#### Task goal
Type the data below again exactly. Omit all pictures.

#### Data section
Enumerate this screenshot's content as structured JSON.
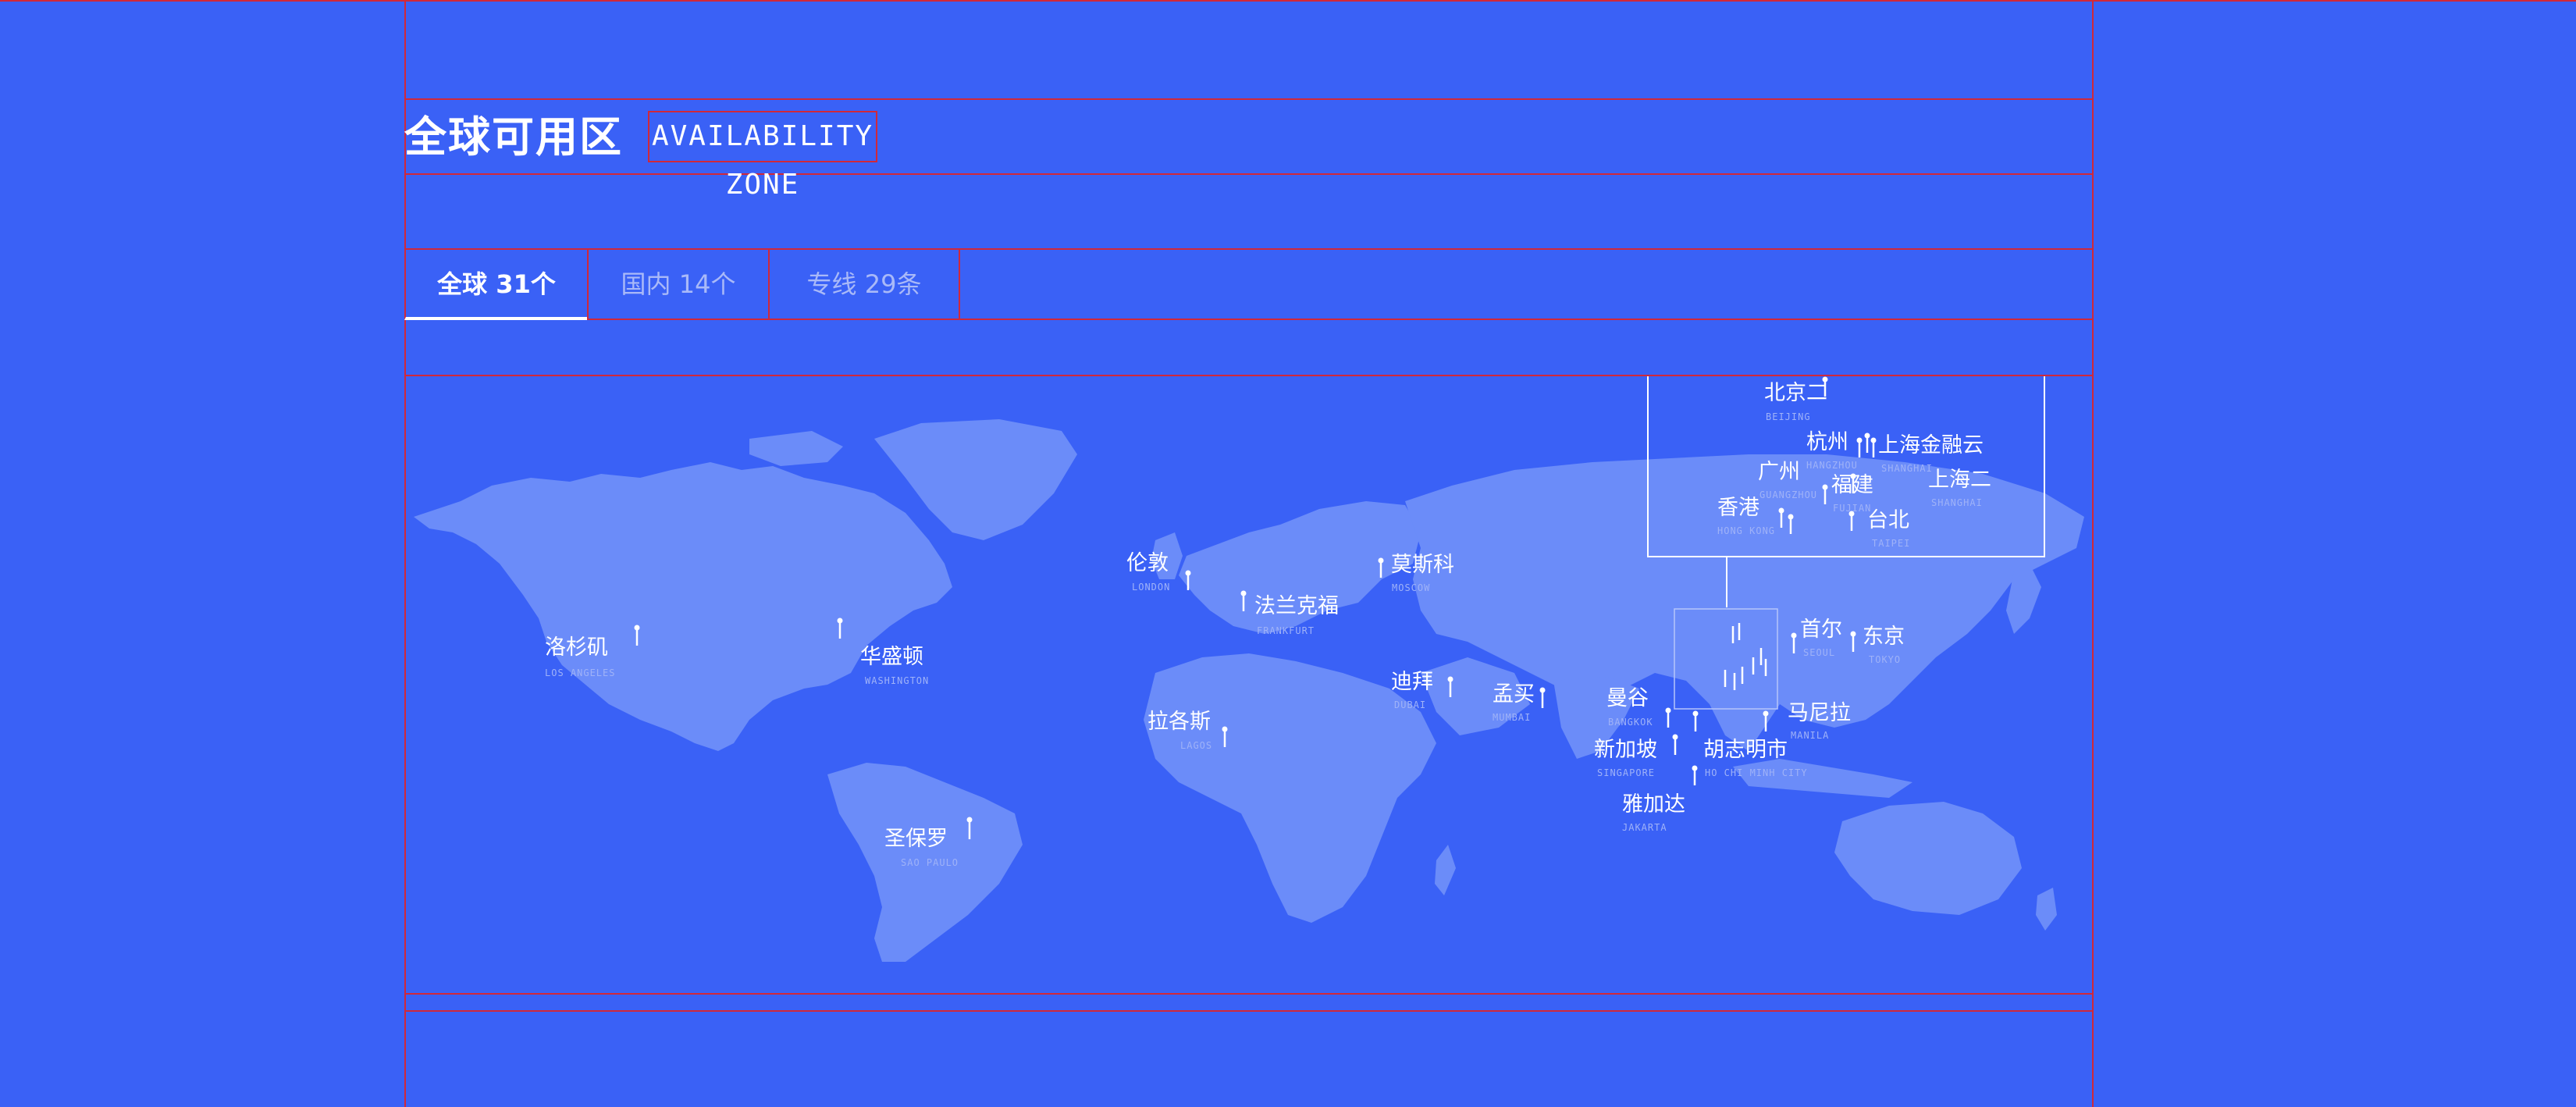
{
  "header": {
    "title": "全球可用区",
    "subtitle": "AVAILABILITY ZONE"
  },
  "tabs": [
    {
      "label": "全球 31个",
      "active": true
    },
    {
      "label": "国内 14个",
      "active": false
    },
    {
      "label": "专线 29条",
      "active": false
    }
  ],
  "map": {
    "cities": [
      {
        "id": "los-angeles",
        "name": "洛杉矶",
        "en": "LOS ANGELES"
      },
      {
        "id": "washington",
        "name": "华盛顿",
        "en": "WASHINGTON"
      },
      {
        "id": "sao-paulo",
        "name": "圣保罗",
        "en": "SAO PAULO"
      },
      {
        "id": "london",
        "name": "伦敦",
        "en": "LONDON"
      },
      {
        "id": "frankfurt",
        "name": "法兰克福",
        "en": "FRANKFURT"
      },
      {
        "id": "moscow",
        "name": "莫斯科",
        "en": "MOSCOW"
      },
      {
        "id": "lagos",
        "name": "拉各斯",
        "en": "LAGOS"
      },
      {
        "id": "dubai",
        "name": "迪拜",
        "en": "DUBAI"
      },
      {
        "id": "mumbai",
        "name": "孟买",
        "en": "MUMBAI"
      },
      {
        "id": "bangkok",
        "name": "曼谷",
        "en": "BANGKOK"
      },
      {
        "id": "singapore",
        "name": "新加坡",
        "en": "SINGAPORE"
      },
      {
        "id": "jakarta",
        "name": "雅加达",
        "en": "JAKARTA"
      },
      {
        "id": "ho-chi-minh",
        "name": "胡志明市",
        "en": "HO CHI MINH CITY"
      },
      {
        "id": "manila",
        "name": "马尼拉",
        "en": "MANILA"
      },
      {
        "id": "seoul",
        "name": "首尔",
        "en": "SEOUL"
      },
      {
        "id": "tokyo",
        "name": "东京",
        "en": "TOKYO"
      }
    ],
    "china_cities": [
      {
        "id": "beijing",
        "name": "北京二",
        "en": "BEIJING"
      },
      {
        "id": "hangzhou",
        "name": "杭州",
        "en": "HANGZHOU"
      },
      {
        "id": "shanghai-finance",
        "name": "上海金融云",
        "en": "SHANGHAI"
      },
      {
        "id": "guangzhou",
        "name": "广州",
        "en": "GUANGZHOU"
      },
      {
        "id": "fujian",
        "name": "福建",
        "en": "FUJIAN"
      },
      {
        "id": "shanghai-2",
        "name": "上海二",
        "en": "SHANGHAI"
      },
      {
        "id": "hong-kong",
        "name": "香港",
        "en": "HONG KONG"
      },
      {
        "id": "taipei",
        "name": "台北",
        "en": "TAIPEI"
      }
    ]
  },
  "colors": {
    "background": "#3a61f6",
    "land": "#6b8cf9",
    "guide": "#d0283a",
    "text": "#ffffff",
    "muted_text": "#a9b9f8"
  }
}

#### Solved problem
Enumerate this screenshot's content as structured JSON.
{
  "header": {
    "title": "全球可用区",
    "subtitle": "AVAILABILITY ZONE"
  },
  "tabs": [
    {
      "label": "全球 31个",
      "active": true
    },
    {
      "label": "国内 14个",
      "active": false
    },
    {
      "label": "专线 29条",
      "active": false
    }
  ],
  "map": {
    "cities": [
      {
        "id": "los-angeles",
        "name": "洛杉矶",
        "en": "LOS ANGELES"
      },
      {
        "id": "washington",
        "name": "华盛顿",
        "en": "WASHINGTON"
      },
      {
        "id": "sao-paulo",
        "name": "圣保罗",
        "en": "SAO PAULO"
      },
      {
        "id": "london",
        "name": "伦敦",
        "en": "LONDON"
      },
      {
        "id": "frankfurt",
        "name": "法兰克福",
        "en": "FRANKFURT"
      },
      {
        "id": "moscow",
        "name": "莫斯科",
        "en": "MOSCOW"
      },
      {
        "id": "lagos",
        "name": "拉各斯",
        "en": "LAGOS"
      },
      {
        "id": "dubai",
        "name": "迪拜",
        "en": "DUBAI"
      },
      {
        "id": "mumbai",
        "name": "孟买",
        "en": "MUMBAI"
      },
      {
        "id": "bangkok",
        "name": "曼谷",
        "en": "BANGKOK"
      },
      {
        "id": "singapore",
        "name": "新加坡",
        "en": "SINGAPORE"
      },
      {
        "id": "jakarta",
        "name": "雅加达",
        "en": "JAKARTA"
      },
      {
        "id": "ho-chi-minh",
        "name": "胡志明市",
        "en": "HO CHI MINH CITY"
      },
      {
        "id": "manila",
        "name": "马尼拉",
        "en": "MANILA"
      },
      {
        "id": "seoul",
        "name": "首尔",
        "en": "SEOUL"
      },
      {
        "id": "tokyo",
        "name": "东京",
        "en": "TOKYO"
      }
    ],
    "china_cities": [
      {
        "id": "beijing",
        "name": "北京二",
        "en": "BEIJING"
      },
      {
        "id": "hangzhou",
        "name": "杭州",
        "en": "HANGZHOU"
      },
      {
        "id": "shanghai-finance",
        "name": "上海金融云",
        "en": "SHANGHAI"
      },
      {
        "id": "guangzhou",
        "name": "广州",
        "en": "GUANGZHOU"
      },
      {
        "id": "fujian",
        "name": "福建",
        "en": "FUJIAN"
      },
      {
        "id": "shanghai-2",
        "name": "上海二",
        "en": "SHANGHAI"
      },
      {
        "id": "hong-kong",
        "name": "香港",
        "en": "HONG KONG"
      },
      {
        "id": "taipei",
        "name": "台北",
        "en": "TAIPEI"
      }
    ]
  },
  "colors": {
    "background": "#3a61f6",
    "land": "#6b8cf9",
    "guide": "#d0283a",
    "text": "#ffffff",
    "muted_text": "#a9b9f8"
  }
}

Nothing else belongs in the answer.